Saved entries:
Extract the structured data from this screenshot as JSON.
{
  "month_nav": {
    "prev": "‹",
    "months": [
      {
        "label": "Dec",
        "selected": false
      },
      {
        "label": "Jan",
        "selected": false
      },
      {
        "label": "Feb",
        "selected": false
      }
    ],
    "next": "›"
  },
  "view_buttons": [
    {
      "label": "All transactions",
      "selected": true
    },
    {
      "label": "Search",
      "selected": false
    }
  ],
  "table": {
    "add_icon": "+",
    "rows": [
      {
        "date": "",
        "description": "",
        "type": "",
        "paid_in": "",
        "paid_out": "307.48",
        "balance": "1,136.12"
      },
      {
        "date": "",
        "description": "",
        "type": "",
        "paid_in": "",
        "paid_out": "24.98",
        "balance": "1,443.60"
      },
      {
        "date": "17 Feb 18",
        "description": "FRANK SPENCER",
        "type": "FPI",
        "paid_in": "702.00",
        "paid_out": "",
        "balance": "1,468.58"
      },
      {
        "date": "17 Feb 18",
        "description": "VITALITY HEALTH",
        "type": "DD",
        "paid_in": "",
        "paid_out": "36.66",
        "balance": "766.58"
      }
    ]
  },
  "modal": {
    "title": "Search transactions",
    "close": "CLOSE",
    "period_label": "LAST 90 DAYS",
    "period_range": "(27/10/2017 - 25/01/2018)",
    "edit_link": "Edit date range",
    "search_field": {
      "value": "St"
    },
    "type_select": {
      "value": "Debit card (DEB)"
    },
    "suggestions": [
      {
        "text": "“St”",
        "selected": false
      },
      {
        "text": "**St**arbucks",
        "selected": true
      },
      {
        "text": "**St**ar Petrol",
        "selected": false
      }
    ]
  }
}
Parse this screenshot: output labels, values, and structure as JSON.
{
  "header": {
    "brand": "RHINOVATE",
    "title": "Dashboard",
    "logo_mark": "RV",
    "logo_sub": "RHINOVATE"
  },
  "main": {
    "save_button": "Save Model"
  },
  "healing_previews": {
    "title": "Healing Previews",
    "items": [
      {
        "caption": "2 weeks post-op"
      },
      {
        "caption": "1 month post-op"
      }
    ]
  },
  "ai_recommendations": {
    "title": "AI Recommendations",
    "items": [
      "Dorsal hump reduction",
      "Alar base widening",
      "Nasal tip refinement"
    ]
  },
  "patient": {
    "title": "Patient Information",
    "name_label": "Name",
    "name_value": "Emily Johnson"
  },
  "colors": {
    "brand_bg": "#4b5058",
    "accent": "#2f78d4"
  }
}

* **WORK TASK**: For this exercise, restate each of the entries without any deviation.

* **RESPONSE AREA**:
Extract the structured data from this screenshot as JSON.
{
  "month_nav": {
    "prev": "‹",
    "months": [
      {
        "label": "Dec",
        "selected": false
      },
      {
        "label": "Jan",
        "selected": false
      },
      {
        "label": "Feb",
        "selected": false
      }
    ],
    "next": "›"
  },
  "view_buttons": [
    {
      "label": "All transactions",
      "selected": true
    },
    {
      "label": "Search",
      "selected": false
    }
  ],
  "table": {
    "add_icon": "+",
    "rows": [
      {
        "date": "",
        "description": "",
        "type": "",
        "paid_in": "",
        "paid_out": "307.48",
        "balance": "1,136.12"
      },
      {
        "date": "",
        "description": "",
        "type": "",
        "paid_in": "",
        "paid_out": "24.98",
        "balance": "1,443.60"
      },
      {
        "date": "17 Feb 18",
        "description": "FRANK SPENCER",
        "type": "FPI",
        "paid_in": "702.00",
        "paid_out": "",
        "balance": "1,468.58"
      },
      {
        "date": "17 Feb 18",
        "description": "VITALITY HEALTH",
        "type": "DD",
        "paid_in": "",
        "paid_out": "36.66",
        "balance": "766.58"
      }
    ]
  },
  "modal": {
    "title": "Search transactions",
    "close": "CLOSE",
    "period_label": "LAST 90 DAYS",
    "period_range": "(27/10/2017 - 25/01/2018)",
    "edit_link": "Edit date range",
    "search_field": {
      "value": "St"
    },
    "type_select": {
      "value": "Debit card (DEB)"
    },
    "suggestions": [
      {
        "text": "“St”",
        "selected": false
      },
      {
        "text": "**St**arbucks",
        "selected": true
      },
      {
        "text": "**St**ar Petrol",
        "selected": false
      }
    ]
  }
}
Parse this screenshot: output labels, values, and structure as JSON.
{
  "header": {
    "brand": "RHINOVATE",
    "title": "Dashboard",
    "logo_mark": "RV",
    "logo_sub": "RHINOVATE"
  },
  "main": {
    "save_button": "Save Model"
  },
  "healing_previews": {
    "title": "Healing Previews",
    "items": [
      {
        "caption": "2 weeks post-op"
      },
      {
        "caption": "1 month post-op"
      }
    ]
  },
  "ai_recommendations": {
    "title": "AI Recommendations",
    "items": [
      "Dorsal hump reduction",
      "Alar base widening",
      "Nasal tip refinement"
    ]
  },
  "patient": {
    "title": "Patient Information",
    "name_label": "Name",
    "name_value": "Emily Johnson"
  },
  "colors": {
    "brand_bg": "#4b5058",
    "accent": "#2f78d4"
  }
}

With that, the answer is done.